The pro-ETA crowd came out in Bilbao this afternoon and held an illegal demo that turned into a riot, cars overturned and garbage skips burned. They even torched a bus. The cops thumped 'em good. Go Cops! Three arrests were made, which doesn't seem like nearly enough to me. The rioters are angry because Judge Garzon has prohibited their front-parties from running in the March 9 election.
Three douchebags had themselves a neo-Nazi demonstration in front of the synagogue in the Call, Barcelona's old Jewish quarter just off the Plaza Sant Jaume, back in July 2006. Among other things, they made threats and incited to violence, which isn't free speech, it's a crime. So they finally got around to arresting them, only a year and a half late.
The bus drivers say they're going back on strike, and the metro workers are going to do the same. That ought to screw up the city real good and stress out all the rest of us.
Not much campaign news. Zap's trying to identify Rajoy with the Iraq war and the Church, and run against that. Rajoy is trying to hit on a hot-button issue, and he thinks he's found one with immigration, while he identifies Zap with the economic slump. It's not really an edifying spectacle. At least they've both quit making wild promises, for now anyway.
There's a tremendous amount of interest over here in the American primary elections, and for once some of the commentary heard in the streets and cafés is positive. The Spaniards like the idea of voting in primaries for the candidates of each party, since right now the candidates are chosen by small groups of party insiders.
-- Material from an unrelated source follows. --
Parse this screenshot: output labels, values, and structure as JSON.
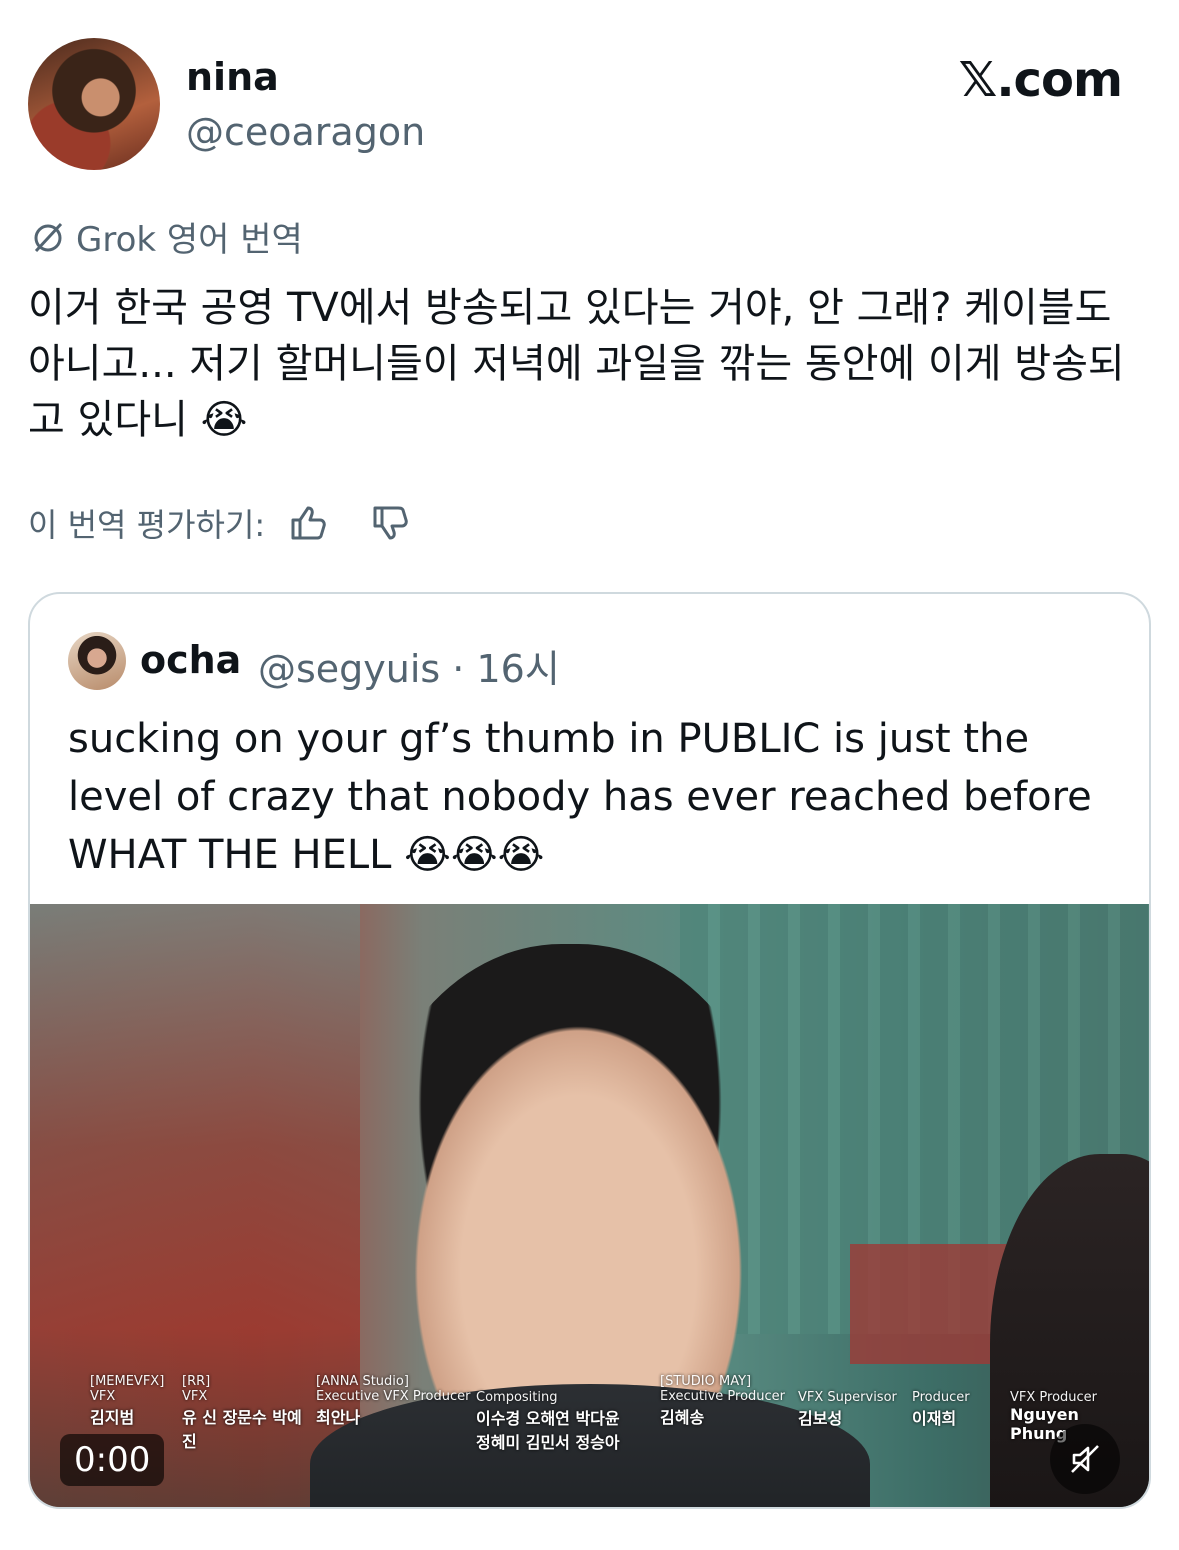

They're confused by a lot of things about the American system; what they find especially strange is that the presidential election isn't related to whoever wins the most seats in Congress.
Other strange stuff for them: You vote for more than one office in the US elections, and so you can split your ticket, vote for candidates of more than one party on the same ballot. There's no proportional representation in the US, which means there aren't any small fringe parties in Congress. The two main parties are wide-ranging coalitions of several groups, and so it's not unusual for a congressman to vote against the leadership of his own party. They also think it's funny that we have sheriffs, which they identify with Western movies, and that it's an elective post.
Barcelona played badly last night in Sevilla, but got out with a 1-1 draw on a goal by Xavi. They looked slow and out of shape. The defense was atrocious, with both Oleguer and Thuram starting. Ronaldinho came out in the second half but didn't do much, though the quality of play did improve a bit. Sevilla's got a kid named Diego Capel at left wing who is going to be very good. He ate Oleguer's lunch. Oleguer, by the way, might be sold to Lazio, which would be hilarious, the Cataloony Commie pro-squatter idiotarian playing for the most openly Fascist fan base in the world.